- **Exercise**
With the string "text" as the filter, copy each matching line from the records.

-- Task input follows --

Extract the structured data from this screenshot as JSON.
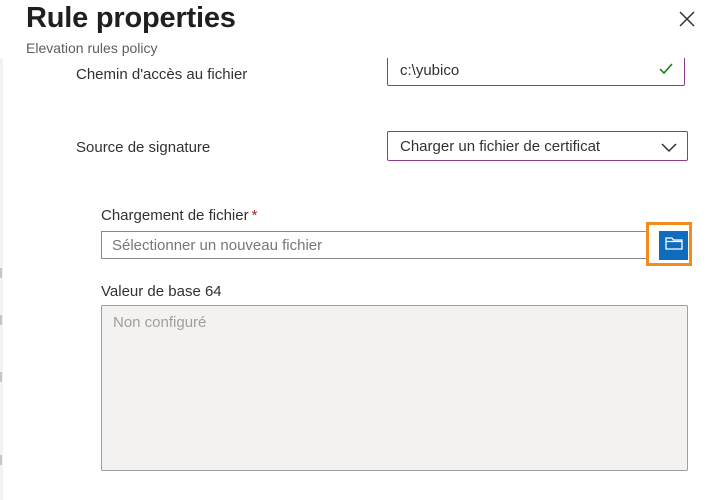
{
  "panel": {
    "title": "Rule properties",
    "subtitle": "Elevation rules policy"
  },
  "fields": {
    "file_path": {
      "label": "Chemin d'accès au fichier",
      "value": "c:\\yubico"
    },
    "signature_source": {
      "label": "Source de signature",
      "selected": "Charger un fichier de certificat"
    },
    "file_upload": {
      "label": "Chargement de fichier",
      "required_mark": "*",
      "placeholder": "Sélectionner un nouveau fichier"
    },
    "base64_value": {
      "label": "Valeur de base 64",
      "placeholder": "Non configuré"
    }
  },
  "colors": {
    "accent": "#0f6cbd",
    "highlight": "#f28c1c",
    "field_border": "#8a3c8e",
    "success": "#107c10",
    "required": "#a4262c"
  },
  "icons": {
    "close": "close-icon",
    "valid": "checkmark-icon",
    "dropdown": "chevron-down-icon",
    "browse": "folder-icon"
  }
}
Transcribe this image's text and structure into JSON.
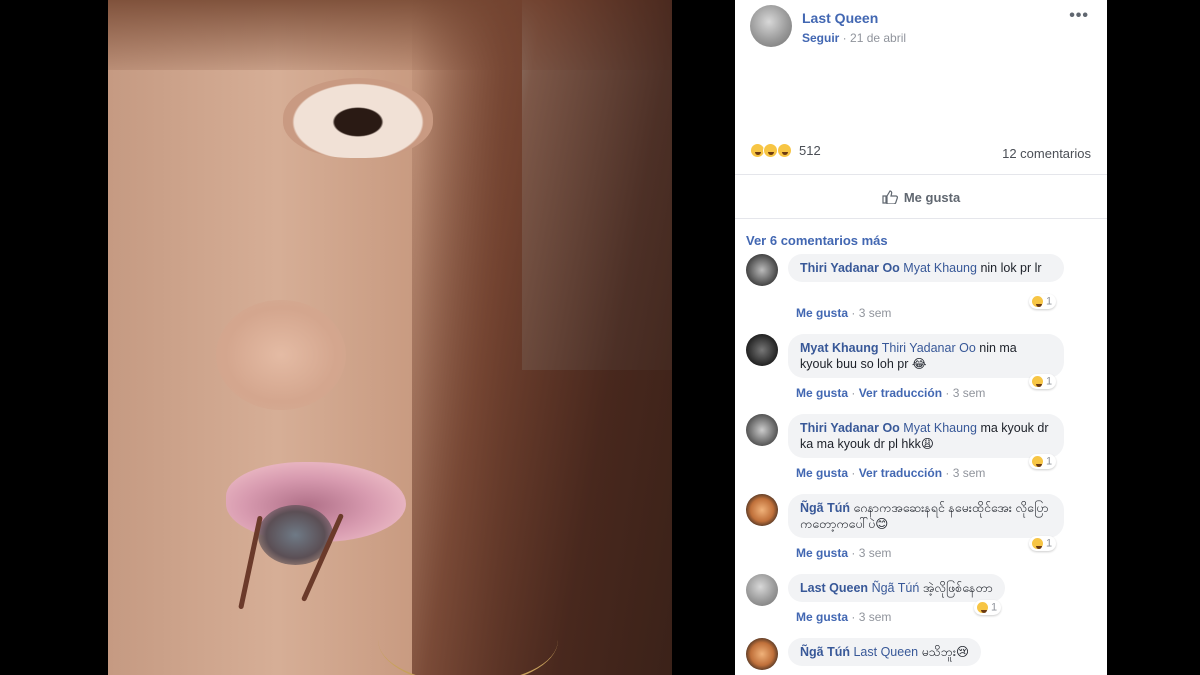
{
  "post": {
    "author": "Last Queen",
    "follow_label": "Seguir",
    "separator": " · ",
    "date": "21 de abril",
    "more_label": "•••",
    "reaction_count": "512",
    "comment_count": "12 comentarios",
    "like_label": "Me gusta",
    "view_more_label": "Ver 6 comentarios más"
  },
  "comments": [
    {
      "name": "Thiri Yadanar Oo",
      "tag": "Myat Khaung",
      "text": " nin lok pr lr",
      "like_label": "Me gusta",
      "translate_label": "",
      "time": "3 sem",
      "reactions": "1"
    },
    {
      "name": "Myat Khaung",
      "tag": "Thiri Yadanar Oo",
      "text": " nin ma kyouk buu so loh pr 😂",
      "like_label": "Me gusta",
      "translate_label": "Ver traducción",
      "time": "3 sem",
      "reactions": "1"
    },
    {
      "name": "Thiri Yadanar Oo",
      "tag": "Myat Khaung",
      "text": " ma kyouk dr ka ma kyouk dr pl hkk😩",
      "like_label": "Me gusta",
      "translate_label": "Ver traducción",
      "time": "3 sem",
      "reactions": "1"
    },
    {
      "name": "Ñgã Túń",
      "tag": "",
      "text": " ဂေနာကအဆေးနရင် နမေးထိုင်အေး လိုပြောကတော့ကပေါ်ပဲ😊",
      "like_label": "Me gusta",
      "translate_label": "",
      "time": "3 sem",
      "reactions": "1"
    },
    {
      "name": "Last Queen",
      "tag": "Ñgã Túń",
      "text": " အဲ့လိုဖြစ်နေတာ",
      "like_label": "Me gusta",
      "translate_label": "",
      "time": "3 sem",
      "reactions": "1"
    },
    {
      "name": "Ñgã Túń",
      "tag": "Last Queen",
      "text": " မသိဘူး😢",
      "like_label": "",
      "translate_label": "",
      "time": "",
      "reactions": ""
    }
  ],
  "colors": {
    "link": "#385898",
    "accent": "#4267b2",
    "muted": "#90949c"
  }
}
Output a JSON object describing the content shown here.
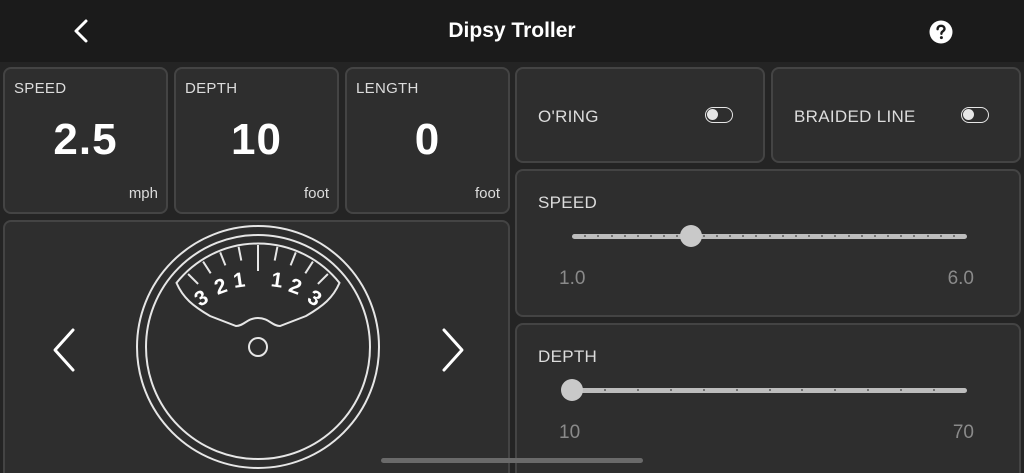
{
  "header": {
    "title": "Dipsy Troller",
    "back_icon": "chevron-left-icon",
    "help_icon": "question-circle-icon"
  },
  "stats": {
    "speed": {
      "label": "SPEED",
      "value": "2.5",
      "unit": "mph"
    },
    "depth": {
      "label": "DEPTH",
      "value": "10",
      "unit": "foot"
    },
    "length": {
      "label": "LENGTH",
      "value": "0",
      "unit": "foot"
    }
  },
  "dial": {
    "scale_left": [
      "3",
      "2",
      "1"
    ],
    "scale_right": [
      "1",
      "2",
      "3"
    ],
    "prev_icon": "chevron-left-icon",
    "next_icon": "chevron-right-icon"
  },
  "toggles": {
    "oring": {
      "label": "O'RING",
      "on": false
    },
    "braided": {
      "label": "BRAIDED LINE",
      "on": false
    }
  },
  "sliders": {
    "speed": {
      "label": "SPEED",
      "min": "1.0",
      "max": "6.0",
      "value": 2.5,
      "min_value": 1.0,
      "max_value": 6.0,
      "ticks": 31
    },
    "depth": {
      "label": "DEPTH",
      "min": "10",
      "max": "70",
      "value": 10,
      "min_value": 10,
      "max_value": 70,
      "ticks": 13
    }
  },
  "colors": {
    "background": "#242424",
    "header": "#1b1b1b",
    "card": "#2e2e2e",
    "card_border": "#444444",
    "text": "#ffffff"
  }
}
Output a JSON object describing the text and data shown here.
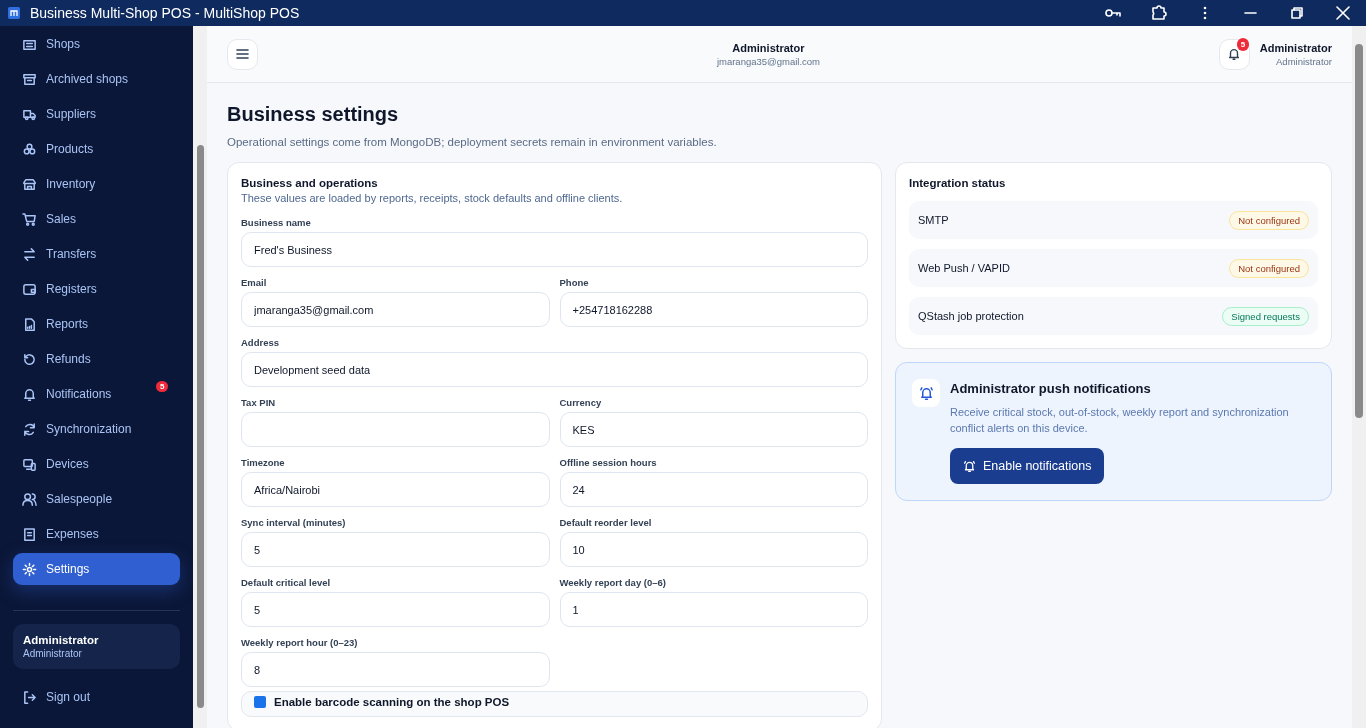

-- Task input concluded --

- **Response to the task**
Transcribe this image's text and structure into JSON.
      "text": " nin lok pr lr",
      "text": " nin ma kyouk buu so loh pr 😂",
      "text": " ma kyouk dr ka ma kyouk dr pl hkk😩",
      "text": " ဂေနာကအဆေးနရင် နမေးထိုင်အေး လိုပြောကတော့ကပေါ်ပဲ😊",
      "text": " အဲ့လိုဖြစ်နေတာ",
      "text": " မသိဘူး😢",
    "text": "#ffffff"
Output a JSON object describing the text and data shown here.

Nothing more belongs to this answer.